- [YOUR GOAL]:
What lines in the following entries hold the word "Geyser"? Copy each one.
[[ TASK MATERIAL open ]]
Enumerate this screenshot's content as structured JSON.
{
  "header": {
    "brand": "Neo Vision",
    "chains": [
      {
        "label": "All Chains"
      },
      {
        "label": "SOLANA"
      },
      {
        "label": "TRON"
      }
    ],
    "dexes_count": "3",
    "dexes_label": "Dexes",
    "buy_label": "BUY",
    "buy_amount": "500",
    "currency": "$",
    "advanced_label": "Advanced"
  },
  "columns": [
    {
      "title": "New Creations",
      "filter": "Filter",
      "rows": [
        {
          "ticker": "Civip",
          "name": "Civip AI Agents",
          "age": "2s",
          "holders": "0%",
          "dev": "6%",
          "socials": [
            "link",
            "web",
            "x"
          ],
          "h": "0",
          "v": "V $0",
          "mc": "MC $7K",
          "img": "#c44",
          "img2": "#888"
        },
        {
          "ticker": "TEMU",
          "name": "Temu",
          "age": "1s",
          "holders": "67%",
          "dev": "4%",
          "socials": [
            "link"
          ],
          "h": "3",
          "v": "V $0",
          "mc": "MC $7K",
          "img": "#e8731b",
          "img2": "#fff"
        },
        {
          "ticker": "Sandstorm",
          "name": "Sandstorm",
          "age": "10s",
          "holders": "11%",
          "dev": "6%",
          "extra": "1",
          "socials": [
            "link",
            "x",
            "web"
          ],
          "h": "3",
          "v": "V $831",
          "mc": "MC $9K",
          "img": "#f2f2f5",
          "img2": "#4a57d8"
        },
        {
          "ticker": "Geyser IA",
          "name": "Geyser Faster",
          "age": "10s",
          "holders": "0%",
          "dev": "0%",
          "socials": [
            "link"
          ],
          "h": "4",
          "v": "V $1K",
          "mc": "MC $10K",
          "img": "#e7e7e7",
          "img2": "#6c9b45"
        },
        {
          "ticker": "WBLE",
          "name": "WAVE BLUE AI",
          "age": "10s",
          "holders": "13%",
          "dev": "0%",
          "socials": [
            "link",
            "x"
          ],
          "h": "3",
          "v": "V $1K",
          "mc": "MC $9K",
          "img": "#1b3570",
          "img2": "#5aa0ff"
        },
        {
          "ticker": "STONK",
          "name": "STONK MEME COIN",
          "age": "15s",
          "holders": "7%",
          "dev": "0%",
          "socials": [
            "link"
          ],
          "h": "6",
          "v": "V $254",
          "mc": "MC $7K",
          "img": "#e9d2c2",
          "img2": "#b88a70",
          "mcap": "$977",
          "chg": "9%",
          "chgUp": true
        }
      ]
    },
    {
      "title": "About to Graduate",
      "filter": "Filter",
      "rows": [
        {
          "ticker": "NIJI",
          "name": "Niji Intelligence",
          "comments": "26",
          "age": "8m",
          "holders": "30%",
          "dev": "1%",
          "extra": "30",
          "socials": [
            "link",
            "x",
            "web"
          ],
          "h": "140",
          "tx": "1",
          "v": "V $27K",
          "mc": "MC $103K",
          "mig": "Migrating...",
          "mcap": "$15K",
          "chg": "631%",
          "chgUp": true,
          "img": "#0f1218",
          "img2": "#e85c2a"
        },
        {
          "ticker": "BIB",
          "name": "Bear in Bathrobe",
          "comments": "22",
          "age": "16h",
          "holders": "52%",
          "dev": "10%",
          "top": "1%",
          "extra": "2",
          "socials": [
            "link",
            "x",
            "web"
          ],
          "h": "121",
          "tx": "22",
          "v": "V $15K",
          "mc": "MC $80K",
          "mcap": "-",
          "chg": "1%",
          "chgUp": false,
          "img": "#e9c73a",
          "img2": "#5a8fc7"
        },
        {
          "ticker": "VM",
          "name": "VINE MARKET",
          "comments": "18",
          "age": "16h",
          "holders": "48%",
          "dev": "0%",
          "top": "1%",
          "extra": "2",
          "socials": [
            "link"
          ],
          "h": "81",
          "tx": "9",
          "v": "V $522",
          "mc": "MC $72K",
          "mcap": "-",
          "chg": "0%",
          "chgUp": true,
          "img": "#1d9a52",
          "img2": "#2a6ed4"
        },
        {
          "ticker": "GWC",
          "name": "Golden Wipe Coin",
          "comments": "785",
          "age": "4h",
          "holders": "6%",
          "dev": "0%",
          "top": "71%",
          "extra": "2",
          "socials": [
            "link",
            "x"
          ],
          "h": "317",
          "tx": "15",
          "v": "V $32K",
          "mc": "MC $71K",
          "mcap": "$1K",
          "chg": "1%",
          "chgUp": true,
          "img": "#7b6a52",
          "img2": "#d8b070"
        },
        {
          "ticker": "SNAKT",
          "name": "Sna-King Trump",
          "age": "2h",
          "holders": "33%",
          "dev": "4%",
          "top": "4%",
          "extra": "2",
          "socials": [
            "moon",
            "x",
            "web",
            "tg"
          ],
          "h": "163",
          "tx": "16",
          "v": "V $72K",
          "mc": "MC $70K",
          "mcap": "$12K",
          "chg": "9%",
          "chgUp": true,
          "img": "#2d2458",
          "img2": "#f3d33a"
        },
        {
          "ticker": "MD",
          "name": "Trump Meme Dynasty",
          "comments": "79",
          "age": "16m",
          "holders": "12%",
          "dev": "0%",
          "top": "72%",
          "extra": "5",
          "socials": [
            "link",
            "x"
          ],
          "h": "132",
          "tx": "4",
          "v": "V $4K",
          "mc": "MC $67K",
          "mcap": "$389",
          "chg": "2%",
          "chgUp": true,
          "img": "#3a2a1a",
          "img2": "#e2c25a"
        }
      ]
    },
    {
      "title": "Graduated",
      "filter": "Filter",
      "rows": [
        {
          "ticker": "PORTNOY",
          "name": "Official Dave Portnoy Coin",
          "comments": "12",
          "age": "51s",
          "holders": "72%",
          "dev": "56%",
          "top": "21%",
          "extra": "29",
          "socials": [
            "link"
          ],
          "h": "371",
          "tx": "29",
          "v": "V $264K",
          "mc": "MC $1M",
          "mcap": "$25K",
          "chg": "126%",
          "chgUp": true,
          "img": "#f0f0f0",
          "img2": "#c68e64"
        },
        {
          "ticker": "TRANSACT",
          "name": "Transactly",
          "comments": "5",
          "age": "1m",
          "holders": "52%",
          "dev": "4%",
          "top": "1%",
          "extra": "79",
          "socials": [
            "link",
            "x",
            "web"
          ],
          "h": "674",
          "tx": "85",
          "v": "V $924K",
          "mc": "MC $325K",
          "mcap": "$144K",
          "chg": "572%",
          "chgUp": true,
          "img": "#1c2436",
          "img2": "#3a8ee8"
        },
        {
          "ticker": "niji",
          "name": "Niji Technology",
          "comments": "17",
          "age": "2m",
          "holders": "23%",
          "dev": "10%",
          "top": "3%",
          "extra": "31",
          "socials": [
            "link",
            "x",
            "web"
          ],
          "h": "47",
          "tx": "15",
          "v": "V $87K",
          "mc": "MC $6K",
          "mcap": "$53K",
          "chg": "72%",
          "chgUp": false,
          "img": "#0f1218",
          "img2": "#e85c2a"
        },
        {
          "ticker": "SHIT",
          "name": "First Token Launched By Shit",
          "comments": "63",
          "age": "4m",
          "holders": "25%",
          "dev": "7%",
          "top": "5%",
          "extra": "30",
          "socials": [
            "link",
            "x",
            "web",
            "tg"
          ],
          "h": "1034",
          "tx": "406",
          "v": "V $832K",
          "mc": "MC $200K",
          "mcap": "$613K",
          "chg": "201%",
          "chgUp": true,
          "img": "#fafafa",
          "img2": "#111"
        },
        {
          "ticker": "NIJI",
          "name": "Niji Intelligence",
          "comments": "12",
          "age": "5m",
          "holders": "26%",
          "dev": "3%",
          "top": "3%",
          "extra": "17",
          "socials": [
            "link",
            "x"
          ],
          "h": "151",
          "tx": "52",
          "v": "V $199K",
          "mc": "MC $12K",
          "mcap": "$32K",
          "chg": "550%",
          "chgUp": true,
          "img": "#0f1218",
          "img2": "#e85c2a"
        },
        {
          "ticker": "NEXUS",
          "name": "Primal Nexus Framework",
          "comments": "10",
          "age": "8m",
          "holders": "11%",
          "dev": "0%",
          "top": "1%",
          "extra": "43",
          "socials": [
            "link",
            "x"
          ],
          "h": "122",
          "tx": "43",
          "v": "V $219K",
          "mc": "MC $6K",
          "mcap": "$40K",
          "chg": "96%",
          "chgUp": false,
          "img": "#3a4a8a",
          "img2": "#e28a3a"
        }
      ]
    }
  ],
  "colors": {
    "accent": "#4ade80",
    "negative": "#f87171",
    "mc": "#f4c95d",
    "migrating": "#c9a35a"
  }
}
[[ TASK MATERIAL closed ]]
- [ANSWER TO THE PROBLEM]:
          "ticker": "Geyser IA",
          "name": "Geyser Faster",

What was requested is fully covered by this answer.